Sustaining Farming in the Arid West
These case studies of six farmers in four Colorado River Basin states highlight innovative drought mitigation and resilience in the Arid West.
Farmers adapt to drought and increase productivity
New case studies highlight innovative drought mitigation & water savings
by six farmers in four Colorado River Basin states
DURANGO, CO (Aug. 14, 2014) – The National dota2(江苏)决赛下载v1.6版 Coalition released a report today highlighting innovative farmers who are adapting to record drought in the arid Southwest. “Sustaining Farming in the Arid West: Stories of young farmers, water and resilience” demonstrates how Western farmers are saving water, stewarding the land and enhancing productivity in increasingly dry times.
“All too often, water is taken off the land for growing cities at the expense of agriculture, the health of the land and the economic vitality of rural communities,” said Kate Greenberg, Western Organizer for the National dota2(江苏)决赛下载v1.6版 Coalition. “Irrigated agriculture is central to our communities in the Southwest. We need to keep it productive, vibrant and viable for today and the generations ahead while responding to existing and future pressures on our limited water supply. We all have a shared responsibility to protect this critical resource, and these farmers are helping lead the way.”
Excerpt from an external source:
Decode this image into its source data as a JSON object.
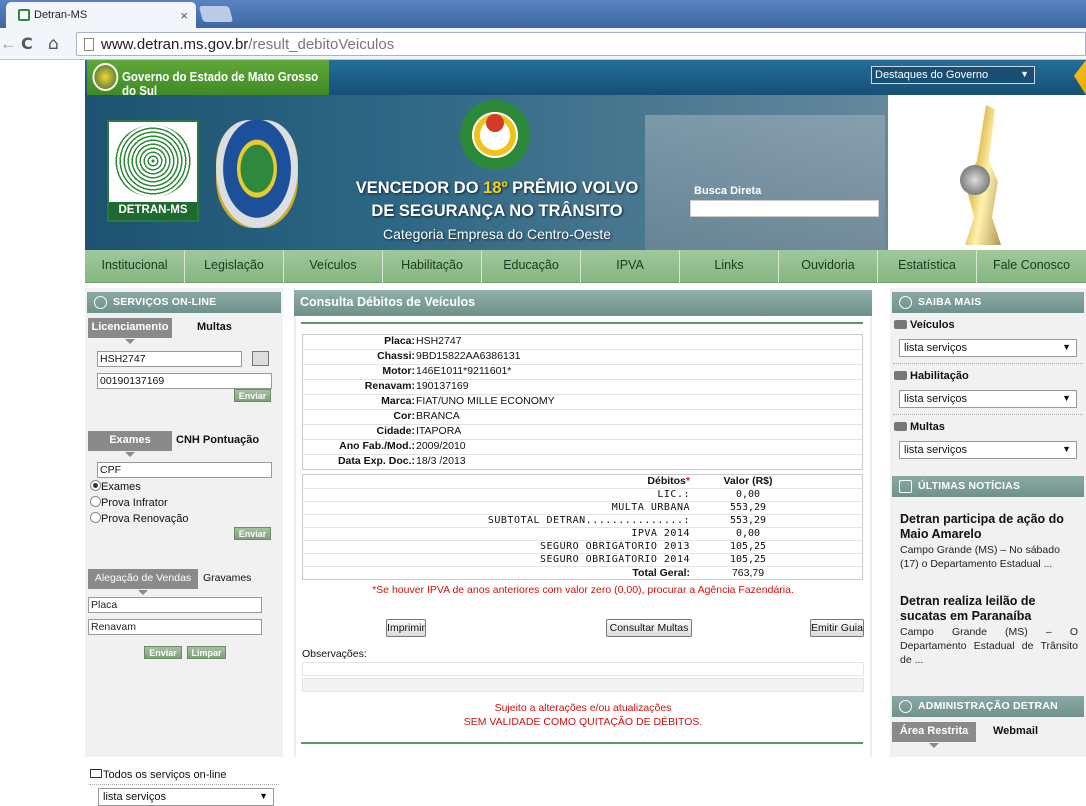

Highlights from the report, which profiles farmers from Arizona, Colorado, New Mexico and Utah, include:
- Marana, AZ: Jason Walker, cotton-turn-grain farmer. Walker irrigates through a combination of wells and surface water provided by the Central Arizona Project, which delivers water from the Colorado River. Spurred by drought, Walker laser-leveled 175 acres of his 2,850-acre operation, a practice noted to be 20-30% more water efficient. Walker is lining ditches, reducing run-off and utilizing conservation tillage to save water, retain topsoil, and enhance his grain crops and what remains of his cotton crop. As Walker says, “It’s absolutely our responsibility to conserve our finite resources. Farming takes everyone. We are all in this together and we have to protect the opportunity for the future.”
- Bosque Farms, NM: Mike De Smet, organic, raw dairy farmer. In response to drought, De Smet laser-leveled all his fields and transitioned to no- and minimum-till planting to support the productivity of his herd and save water. Mike says, “We have changed our entire operation due to the lack of water. Our planting dates have changed, double cropping wheat and corn have stopped, and we are planting shorter maturity date varieties.” By enhancing his irrigation efficiency and stewardship, Mike expects to grow his herd to full capacity—around 100 head—in the next five years while simultaneously saving water.
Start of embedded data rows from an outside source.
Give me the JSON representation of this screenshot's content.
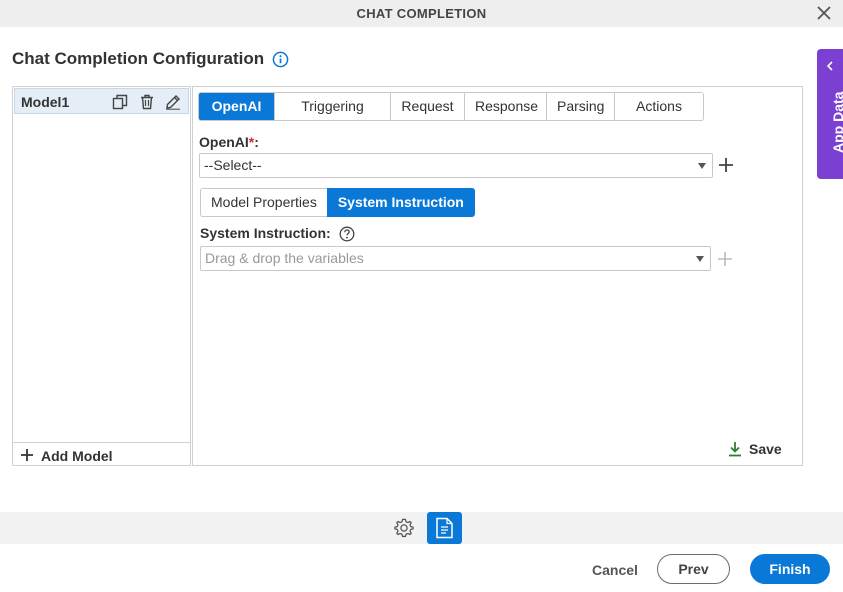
{
  "window": {
    "title": "CHAT COMPLETION"
  },
  "page": {
    "heading": "Chat Completion Configuration"
  },
  "side_tab": {
    "label": "App Data"
  },
  "models": {
    "items": [
      {
        "name": "Model1"
      }
    ],
    "add_label": "Add Model"
  },
  "tabs": [
    {
      "label": "OpenAI",
      "active": true
    },
    {
      "label": "Triggering Event",
      "active": false
    },
    {
      "label": "Request",
      "active": false
    },
    {
      "label": "Response",
      "active": false
    },
    {
      "label": "Parsing",
      "active": false
    },
    {
      "label": "Actions",
      "active": false
    }
  ],
  "openai": {
    "label": "OpenAI",
    "required_mark": "*",
    "label_suffix": ":",
    "selected": "--Select--"
  },
  "subtabs": [
    {
      "label": "Model Properties",
      "active": false
    },
    {
      "label": "System Instruction",
      "active": true
    }
  ],
  "system_instruction": {
    "label": "System Instruction:",
    "placeholder": "Drag & drop the variables"
  },
  "save_label": "Save",
  "footer": {
    "cancel_label": "Cancel",
    "prev_label": "Prev",
    "finish_label": "Finish"
  },
  "colors": {
    "accent": "#0a78d7",
    "side_tab": "#7b3fd1",
    "required": "#d9262c",
    "save_icon": "#2e7d32"
  },
  "icons": {
    "close": "close-icon",
    "info": "info-icon",
    "duplicate": "duplicate-icon",
    "delete": "trash-icon",
    "edit": "pencil-icon",
    "add": "plus-icon",
    "help": "help-icon",
    "save": "download-icon",
    "settings": "gear-icon",
    "document": "document-icon"
  }
}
- San Luis Valley, CO: Brendon Rockey, certified seed and specialty potato grower. When drought hit hard seven years ago, Rockey replaced his barley rotation with a cover crop. Not only did this reduce that years’ water use, but also reduced the water needs of the following potato harvest as the cover crop retained moisture in the soil throughout the year. His healthy soil also enhanced the effectiveness of his center pivot irrigation. In the last seven years, Rockey’s pumping costs from the shallow aquifer have decreased—his cumulative annual consumptive use cut nearly in half—while his crop quality increased. What income he lost from his barley crop he more than makes up for in reduced input expenses due to enhanced nutrient availability in healthy soil. His neighbors now come to him for advice on maintaining a productive business through drought. As Rockey says, “Farmers need to become biologists again,” as supporting life in the soil builds resilience.
The Colorado River is one of the most dammed, diverted and in-demand rivers in the world. From its headwaters in the Rockies to its dry Delta, the Colorado travels through seven states, two countries and brings water to over 36 million people. In addition, it provides irrigation for nearly one fifth of our nation’s produce, including 80% of winter vegetables. Now entering its 14th year of drought, residents of the Colorado River Basin face challenging questions of what kind of West we want and can sustain.
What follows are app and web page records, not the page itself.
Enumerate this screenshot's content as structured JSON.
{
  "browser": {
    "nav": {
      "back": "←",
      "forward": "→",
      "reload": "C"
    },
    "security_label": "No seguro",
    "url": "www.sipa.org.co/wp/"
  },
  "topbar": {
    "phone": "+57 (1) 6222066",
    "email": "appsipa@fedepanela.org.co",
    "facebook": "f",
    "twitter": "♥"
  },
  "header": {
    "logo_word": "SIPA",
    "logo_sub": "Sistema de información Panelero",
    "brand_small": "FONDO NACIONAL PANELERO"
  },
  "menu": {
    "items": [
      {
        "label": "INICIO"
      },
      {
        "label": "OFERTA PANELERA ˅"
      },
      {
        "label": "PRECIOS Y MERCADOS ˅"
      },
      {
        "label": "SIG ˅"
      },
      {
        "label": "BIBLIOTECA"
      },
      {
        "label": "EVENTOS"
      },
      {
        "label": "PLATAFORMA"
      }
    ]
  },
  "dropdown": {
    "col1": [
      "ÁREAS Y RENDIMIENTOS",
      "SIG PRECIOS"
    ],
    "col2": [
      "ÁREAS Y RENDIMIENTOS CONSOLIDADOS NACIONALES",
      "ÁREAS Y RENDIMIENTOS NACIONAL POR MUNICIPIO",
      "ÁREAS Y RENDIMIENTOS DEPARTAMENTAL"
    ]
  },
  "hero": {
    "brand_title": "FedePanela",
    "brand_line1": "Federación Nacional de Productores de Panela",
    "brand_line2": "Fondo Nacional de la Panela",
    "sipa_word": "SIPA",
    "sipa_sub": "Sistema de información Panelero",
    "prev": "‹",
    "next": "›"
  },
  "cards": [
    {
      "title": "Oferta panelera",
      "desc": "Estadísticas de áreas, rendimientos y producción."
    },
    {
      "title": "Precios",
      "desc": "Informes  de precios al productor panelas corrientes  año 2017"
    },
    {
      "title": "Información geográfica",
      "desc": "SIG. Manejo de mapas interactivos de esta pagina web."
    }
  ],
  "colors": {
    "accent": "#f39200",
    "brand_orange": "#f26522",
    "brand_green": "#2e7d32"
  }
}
The agriculture industry is the largest user of water in the West, consuming over 70% of surface water. As precipitation patterns shift, climate trends lean toward hotter, drier times, and cities continue to grow, many are looking to farmland for new supplies of water.
But taking agriculture out of the West is not the answer. Alternatives to what is known as “buy-and-dry,” or buying water from agriculture, which leaves the land unproductive, exist. These alternatives promote a vibrant agricultural economy and land that is being made better for the next generation of farmers and ranchers who grow our food.
It is a Herculean achievement that farmers and ranchers are able to save water while enhancing productivity in a period of unprecedented drought. As stewards making a life and a living off the land, these producers are exploring solutions to some of the most daunting challenges facing the Colorado River Basin and the West as a whole. It is time we work together as farmers and ranchers lead in the innovation and stewardship of the Wests’ most valuable resources.